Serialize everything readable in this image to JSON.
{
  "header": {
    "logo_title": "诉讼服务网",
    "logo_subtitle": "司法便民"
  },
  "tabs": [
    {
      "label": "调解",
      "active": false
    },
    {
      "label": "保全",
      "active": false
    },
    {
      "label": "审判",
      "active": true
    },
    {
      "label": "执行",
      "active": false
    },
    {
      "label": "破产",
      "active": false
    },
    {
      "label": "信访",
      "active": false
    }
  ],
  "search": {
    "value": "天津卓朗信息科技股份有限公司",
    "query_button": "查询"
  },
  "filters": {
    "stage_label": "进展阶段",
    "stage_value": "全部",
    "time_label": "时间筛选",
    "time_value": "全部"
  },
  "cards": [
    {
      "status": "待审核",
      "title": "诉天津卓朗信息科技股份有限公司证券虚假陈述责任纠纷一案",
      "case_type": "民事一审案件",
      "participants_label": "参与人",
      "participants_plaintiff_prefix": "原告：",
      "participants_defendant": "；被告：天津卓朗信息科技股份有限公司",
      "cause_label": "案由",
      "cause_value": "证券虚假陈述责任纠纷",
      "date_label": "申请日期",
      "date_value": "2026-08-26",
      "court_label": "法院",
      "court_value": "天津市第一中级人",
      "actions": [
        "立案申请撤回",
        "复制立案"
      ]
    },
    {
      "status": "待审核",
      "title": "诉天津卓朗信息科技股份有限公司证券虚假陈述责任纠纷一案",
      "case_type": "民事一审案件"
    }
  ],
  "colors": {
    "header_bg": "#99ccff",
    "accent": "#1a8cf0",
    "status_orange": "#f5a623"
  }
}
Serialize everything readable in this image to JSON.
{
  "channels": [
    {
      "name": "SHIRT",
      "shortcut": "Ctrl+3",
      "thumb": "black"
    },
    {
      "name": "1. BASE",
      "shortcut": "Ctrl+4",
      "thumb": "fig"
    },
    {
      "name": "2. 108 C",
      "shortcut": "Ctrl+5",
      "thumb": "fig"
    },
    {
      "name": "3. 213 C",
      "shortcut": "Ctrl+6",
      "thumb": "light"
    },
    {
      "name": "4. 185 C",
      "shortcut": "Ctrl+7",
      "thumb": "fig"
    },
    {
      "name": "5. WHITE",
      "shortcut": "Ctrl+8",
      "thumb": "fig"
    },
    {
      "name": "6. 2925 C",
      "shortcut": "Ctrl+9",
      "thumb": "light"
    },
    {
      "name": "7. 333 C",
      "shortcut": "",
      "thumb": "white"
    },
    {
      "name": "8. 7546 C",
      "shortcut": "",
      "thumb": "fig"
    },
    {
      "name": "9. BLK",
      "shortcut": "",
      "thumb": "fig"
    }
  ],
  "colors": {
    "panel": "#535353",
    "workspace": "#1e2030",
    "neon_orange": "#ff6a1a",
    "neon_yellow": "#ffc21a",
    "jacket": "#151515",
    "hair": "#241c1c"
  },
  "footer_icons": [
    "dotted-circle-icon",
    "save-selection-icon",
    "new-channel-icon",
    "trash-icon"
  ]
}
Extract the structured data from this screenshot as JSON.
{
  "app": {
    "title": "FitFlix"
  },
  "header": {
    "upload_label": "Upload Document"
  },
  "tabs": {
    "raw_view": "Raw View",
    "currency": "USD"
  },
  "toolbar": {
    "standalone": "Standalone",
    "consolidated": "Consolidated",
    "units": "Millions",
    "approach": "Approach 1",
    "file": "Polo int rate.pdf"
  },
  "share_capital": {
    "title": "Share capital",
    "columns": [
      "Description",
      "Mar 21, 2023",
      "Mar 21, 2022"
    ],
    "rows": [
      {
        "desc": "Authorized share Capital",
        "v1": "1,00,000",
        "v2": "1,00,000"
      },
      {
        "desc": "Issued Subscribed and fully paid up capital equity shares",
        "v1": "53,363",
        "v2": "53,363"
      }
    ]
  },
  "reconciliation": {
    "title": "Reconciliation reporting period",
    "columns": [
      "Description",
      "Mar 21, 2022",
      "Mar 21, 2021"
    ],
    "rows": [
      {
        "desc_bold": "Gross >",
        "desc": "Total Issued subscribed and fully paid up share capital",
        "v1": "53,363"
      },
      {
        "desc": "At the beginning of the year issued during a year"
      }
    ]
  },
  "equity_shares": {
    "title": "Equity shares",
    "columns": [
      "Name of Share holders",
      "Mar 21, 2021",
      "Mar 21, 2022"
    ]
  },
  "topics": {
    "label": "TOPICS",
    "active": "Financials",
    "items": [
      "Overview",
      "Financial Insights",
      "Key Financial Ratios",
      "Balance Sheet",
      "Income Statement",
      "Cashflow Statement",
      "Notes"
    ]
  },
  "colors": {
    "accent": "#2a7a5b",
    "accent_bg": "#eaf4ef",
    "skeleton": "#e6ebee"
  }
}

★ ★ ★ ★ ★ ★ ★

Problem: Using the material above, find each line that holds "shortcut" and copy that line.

Response area:
      "shortcut": "Ctrl+3",
      "shortcut": "Ctrl+4",
      "shortcut": "Ctrl+5",
      "shortcut": "Ctrl+6",
      "shortcut": "Ctrl+7",
      "shortcut": "Ctrl+8",
      "shortcut": "Ctrl+9",
      "shortcut": "",
      "shortcut": "",
      "shortcut": "",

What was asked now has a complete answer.